Monday, March 28, 2011
Elton John to meet David Cameron over gay HIV rates
Elton John says he will meet prime minister David Cameron to discuss what can be done to tackle UK HIV rates in gay men.
The pop legend and HIV campaigner said he had a date in the diary to speak to the prime minister.
John, who set up the Elton John AIDS Foundation in 1992, was speaking to Gaydar Radio’s Neil Sexton and Debbie Ryan yesterday.
Sexten said: “We’ve been told that HIV prevention services in London face a funding cut of about 43 per cent, and that’s on the back of the news that in the last ten years we’ve seen a 70 per cent rise in new diagnosis of HIV infections in gay men.

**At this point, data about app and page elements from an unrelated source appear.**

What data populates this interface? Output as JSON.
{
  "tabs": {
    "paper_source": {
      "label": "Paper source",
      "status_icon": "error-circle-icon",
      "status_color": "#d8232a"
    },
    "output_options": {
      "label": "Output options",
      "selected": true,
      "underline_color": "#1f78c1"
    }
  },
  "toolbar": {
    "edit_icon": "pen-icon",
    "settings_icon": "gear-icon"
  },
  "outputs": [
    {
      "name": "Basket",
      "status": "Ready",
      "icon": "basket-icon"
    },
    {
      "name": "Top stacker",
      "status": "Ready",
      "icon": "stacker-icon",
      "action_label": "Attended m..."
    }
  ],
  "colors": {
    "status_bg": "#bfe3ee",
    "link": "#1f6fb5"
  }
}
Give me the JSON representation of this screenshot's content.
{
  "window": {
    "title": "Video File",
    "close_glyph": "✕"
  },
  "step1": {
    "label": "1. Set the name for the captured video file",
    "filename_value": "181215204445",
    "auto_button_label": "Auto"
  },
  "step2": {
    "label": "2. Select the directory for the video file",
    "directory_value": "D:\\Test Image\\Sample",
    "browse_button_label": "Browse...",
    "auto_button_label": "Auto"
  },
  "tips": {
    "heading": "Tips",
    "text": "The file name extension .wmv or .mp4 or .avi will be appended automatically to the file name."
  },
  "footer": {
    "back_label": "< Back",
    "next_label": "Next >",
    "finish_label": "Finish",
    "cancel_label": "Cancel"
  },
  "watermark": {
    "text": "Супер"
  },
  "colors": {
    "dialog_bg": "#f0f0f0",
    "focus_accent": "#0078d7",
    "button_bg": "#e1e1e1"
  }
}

If you could both speak to the government and to David Cameron what would you say?”
John replied: “I’m going to see David Cameron when I come back in April, I have a date in my diary to see him. I’m going to be talking with him – with the people who work with my AIDS foundation – to talk about this very thing and to see what the government is going to do about it – and to see how we can work together.
“It is startling that in this day and age [that] the infection rate has gone up so much within gay men. It is something on our agenda and I’m going to be doing that when I come back in May.”
A Downing Street source confirmed to PinkNews.co.uk that a private meeting would take place in the next couple of months.
John and his civil partner David Furnish were voted campaigners of the year for 2011 in the Gaydar Heroes Awards.
Furnish, who is the chairman of John’s AIDS Foundation, told the radio station that he was particularly concerned about younger gay men not understanding safe-sex messages.
He said: “The new younger generation of gay men that are out there, they didn’t get the same safe-sex messages that I got when I was growing up – when I was becoming aware of my sexuality.
“There has been a decrease in funding, cutting that funding further is disastrous because there is so much misinformation out there relating to HIV and how it’s transmitted and how it affects people.
“We need to continue – as each new generation comes along and becomes sexually active – we need continue to make them aware and understand the risks of HIV”.